** Supplied records **

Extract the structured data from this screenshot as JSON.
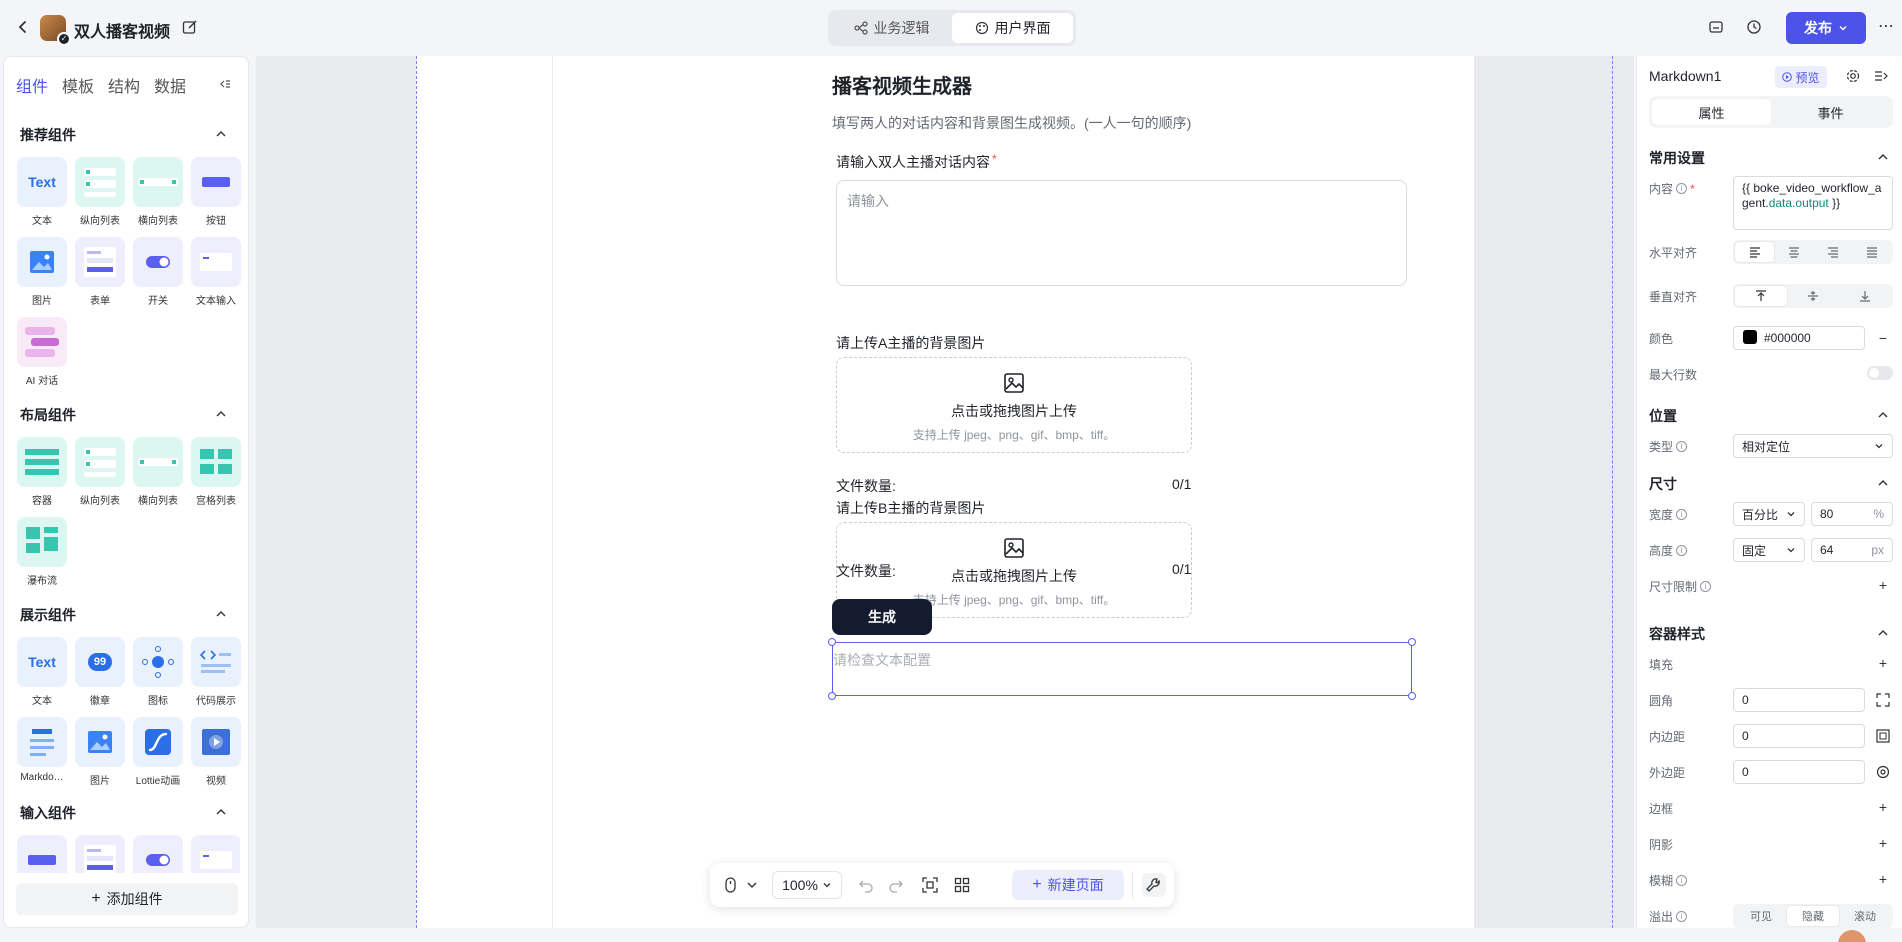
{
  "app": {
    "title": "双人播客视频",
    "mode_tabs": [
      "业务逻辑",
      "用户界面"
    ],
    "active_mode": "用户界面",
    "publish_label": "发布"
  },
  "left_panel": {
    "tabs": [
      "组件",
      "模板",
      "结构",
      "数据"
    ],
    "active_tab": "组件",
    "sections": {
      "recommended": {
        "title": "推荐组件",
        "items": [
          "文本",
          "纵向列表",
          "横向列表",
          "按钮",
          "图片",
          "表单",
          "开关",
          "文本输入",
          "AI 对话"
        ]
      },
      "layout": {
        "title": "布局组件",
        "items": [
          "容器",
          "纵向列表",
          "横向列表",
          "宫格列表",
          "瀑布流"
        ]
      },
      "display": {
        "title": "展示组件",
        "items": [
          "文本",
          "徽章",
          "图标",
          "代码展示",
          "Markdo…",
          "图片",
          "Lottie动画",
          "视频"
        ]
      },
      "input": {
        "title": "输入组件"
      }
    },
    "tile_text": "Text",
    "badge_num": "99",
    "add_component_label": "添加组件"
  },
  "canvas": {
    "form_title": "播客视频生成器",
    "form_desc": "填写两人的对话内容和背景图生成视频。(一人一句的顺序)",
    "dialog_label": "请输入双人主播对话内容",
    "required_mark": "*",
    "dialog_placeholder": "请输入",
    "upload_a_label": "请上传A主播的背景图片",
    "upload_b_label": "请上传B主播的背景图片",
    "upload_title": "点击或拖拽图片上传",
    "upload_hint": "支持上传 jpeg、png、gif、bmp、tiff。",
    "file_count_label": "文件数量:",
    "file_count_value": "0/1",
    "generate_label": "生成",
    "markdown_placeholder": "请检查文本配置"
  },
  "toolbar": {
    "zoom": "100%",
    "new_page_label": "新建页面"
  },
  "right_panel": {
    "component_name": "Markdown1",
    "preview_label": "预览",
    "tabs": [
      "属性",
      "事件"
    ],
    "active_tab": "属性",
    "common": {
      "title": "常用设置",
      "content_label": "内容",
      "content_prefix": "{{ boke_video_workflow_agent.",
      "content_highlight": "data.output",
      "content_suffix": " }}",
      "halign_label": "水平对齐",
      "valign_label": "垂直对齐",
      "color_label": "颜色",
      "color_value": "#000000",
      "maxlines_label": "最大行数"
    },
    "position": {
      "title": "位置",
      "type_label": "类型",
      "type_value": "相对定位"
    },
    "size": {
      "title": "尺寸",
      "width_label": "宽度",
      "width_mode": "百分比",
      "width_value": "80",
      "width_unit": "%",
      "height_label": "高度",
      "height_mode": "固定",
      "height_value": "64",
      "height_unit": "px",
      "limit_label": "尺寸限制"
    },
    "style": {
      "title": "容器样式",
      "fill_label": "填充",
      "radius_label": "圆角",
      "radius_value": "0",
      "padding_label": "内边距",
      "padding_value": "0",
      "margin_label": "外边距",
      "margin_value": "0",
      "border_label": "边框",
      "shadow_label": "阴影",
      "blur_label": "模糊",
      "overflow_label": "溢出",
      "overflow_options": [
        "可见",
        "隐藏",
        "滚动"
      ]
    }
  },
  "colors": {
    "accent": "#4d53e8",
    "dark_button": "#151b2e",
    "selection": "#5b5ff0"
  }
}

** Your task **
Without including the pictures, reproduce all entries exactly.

** Task answer **
Extract the structured data from this screenshot as JSON.
{
  "app": {
    "title": "双人播客视频",
    "mode_tabs": [
      "业务逻辑",
      "用户界面"
    ],
    "active_mode": "用户界面",
    "publish_label": "发布"
  },
  "left_panel": {
    "tabs": [
      "组件",
      "模板",
      "结构",
      "数据"
    ],
    "active_tab": "组件",
    "sections": {
      "recommended": {
        "title": "推荐组件",
        "items": [
          "文本",
          "纵向列表",
          "横向列表",
          "按钮",
          "图片",
          "表单",
          "开关",
          "文本输入",
          "AI 对话"
        ]
      },
      "layout": {
        "title": "布局组件",
        "items": [
          "容器",
          "纵向列表",
          "横向列表",
          "宫格列表",
          "瀑布流"
        ]
      },
      "display": {
        "title": "展示组件",
        "items": [
          "文本",
          "徽章",
          "图标",
          "代码展示",
          "Markdo…",
          "图片",
          "Lottie动画",
          "视频"
        ]
      },
      "input": {
        "title": "输入组件"
      }
    },
    "tile_text": "Text",
    "badge_num": "99",
    "add_component_label": "添加组件"
  },
  "canvas": {
    "form_title": "播客视频生成器",
    "form_desc": "填写两人的对话内容和背景图生成视频。(一人一句的顺序)",
    "dialog_label": "请输入双人主播对话内容",
    "required_mark": "*",
    "dialog_placeholder": "请输入",
    "upload_a_label": "请上传A主播的背景图片",
    "upload_b_label": "请上传B主播的背景图片",
    "upload_title": "点击或拖拽图片上传",
    "upload_hint": "支持上传 jpeg、png、gif、bmp、tiff。",
    "file_count_label": "文件数量:",
    "file_count_value": "0/1",
    "generate_label": "生成",
    "markdown_placeholder": "请检查文本配置"
  },
  "toolbar": {
    "zoom": "100%",
    "new_page_label": "新建页面"
  },
  "right_panel": {
    "component_name": "Markdown1",
    "preview_label": "预览",
    "tabs": [
      "属性",
      "事件"
    ],
    "active_tab": "属性",
    "common": {
      "title": "常用设置",
      "content_label": "内容",
      "content_prefix": "{{ boke_video_workflow_agent.",
      "content_highlight": "data.output",
      "content_suffix": " }}",
      "halign_label": "水平对齐",
      "valign_label": "垂直对齐",
      "color_label": "颜色",
      "color_value": "#000000",
      "maxlines_label": "最大行数"
    },
    "position": {
      "title": "位置",
      "type_label": "类型",
      "type_value": "相对定位"
    },
    "size": {
      "title": "尺寸",
      "width_label": "宽度",
      "width_mode": "百分比",
      "width_value": "80",
      "width_unit": "%",
      "height_label": "高度",
      "height_mode": "固定",
      "height_value": "64",
      "height_unit": "px",
      "limit_label": "尺寸限制"
    },
    "style": {
      "title": "容器样式",
      "fill_label": "填充",
      "radius_label": "圆角",
      "radius_value": "0",
      "padding_label": "内边距",
      "padding_value": "0",
      "margin_label": "外边距",
      "margin_value": "0",
      "border_label": "边框",
      "shadow_label": "阴影",
      "blur_label": "模糊",
      "overflow_label": "溢出",
      "overflow_options": [
        "可见",
        "隐藏",
        "滚动"
      ]
    }
  },
  "colors": {
    "accent": "#4d53e8",
    "dark_button": "#151b2e",
    "selection": "#5b5ff0"
  }
}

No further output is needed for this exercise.